Interestingly, after adjustment for a variety of variables, outpatient treatment outside of secure facilities appears to work even better than forcing treatment behind bars. In fact, a number of studies show that treatment for sex offenders behind prison walls is counterproductive. This suggests it may be better to focus prison sentences for child molesters almost entirely on deterrence and punishment, while augmenting treatment efforts outside the jailhouse walls.
They have worked to encourage many drug addicts to break their habits, and they may help pedophiles in the same way. Many offenders who are removed from registries or kept on law-enforcement-only registries might continue to be subject to long-term GPS monitoring to keep them away from schools and other areas where they might pose a threat. Some sex offenders may be resistant to all treatment and unable to control their urges to molest children.

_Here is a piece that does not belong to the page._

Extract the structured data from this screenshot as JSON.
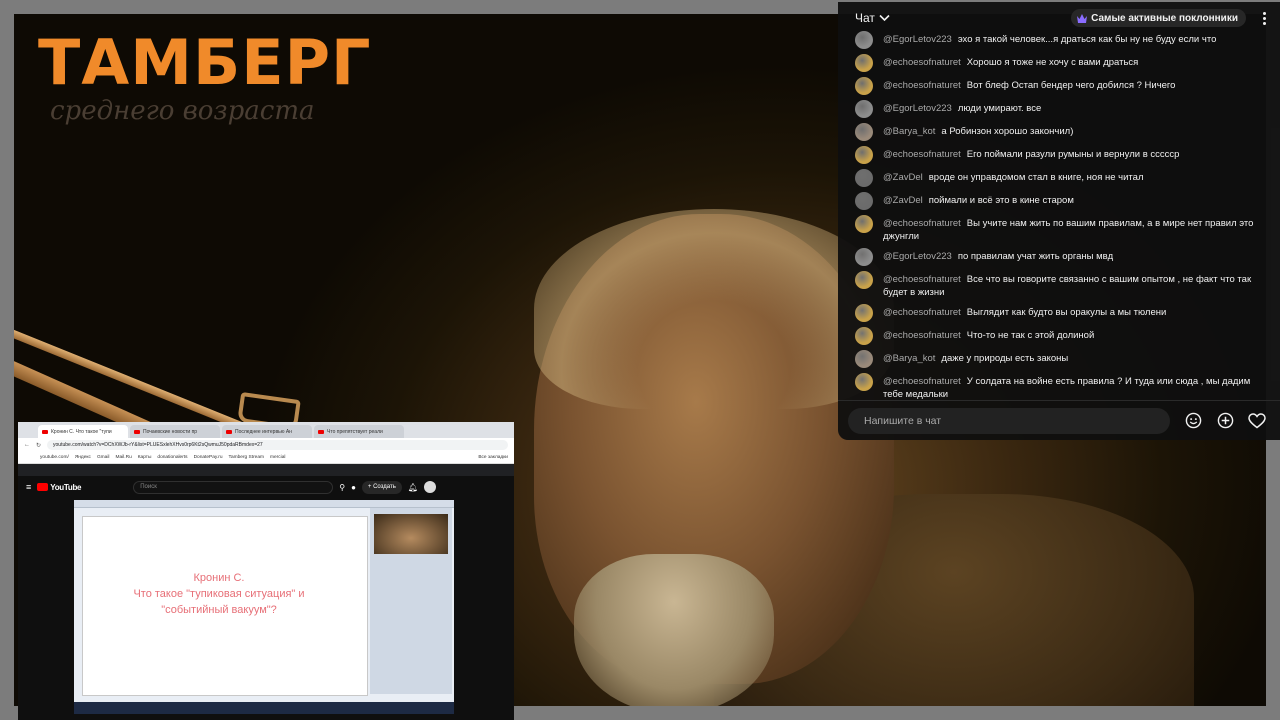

All states allow for civil commitment of the dangerous mentally ill in hospital-like settings when the individual is deemed to pose a risk to himself or others. Currently, 20 states and the District of Columbia have statutes that provide for an additional level of review following the release of certain sex offenders.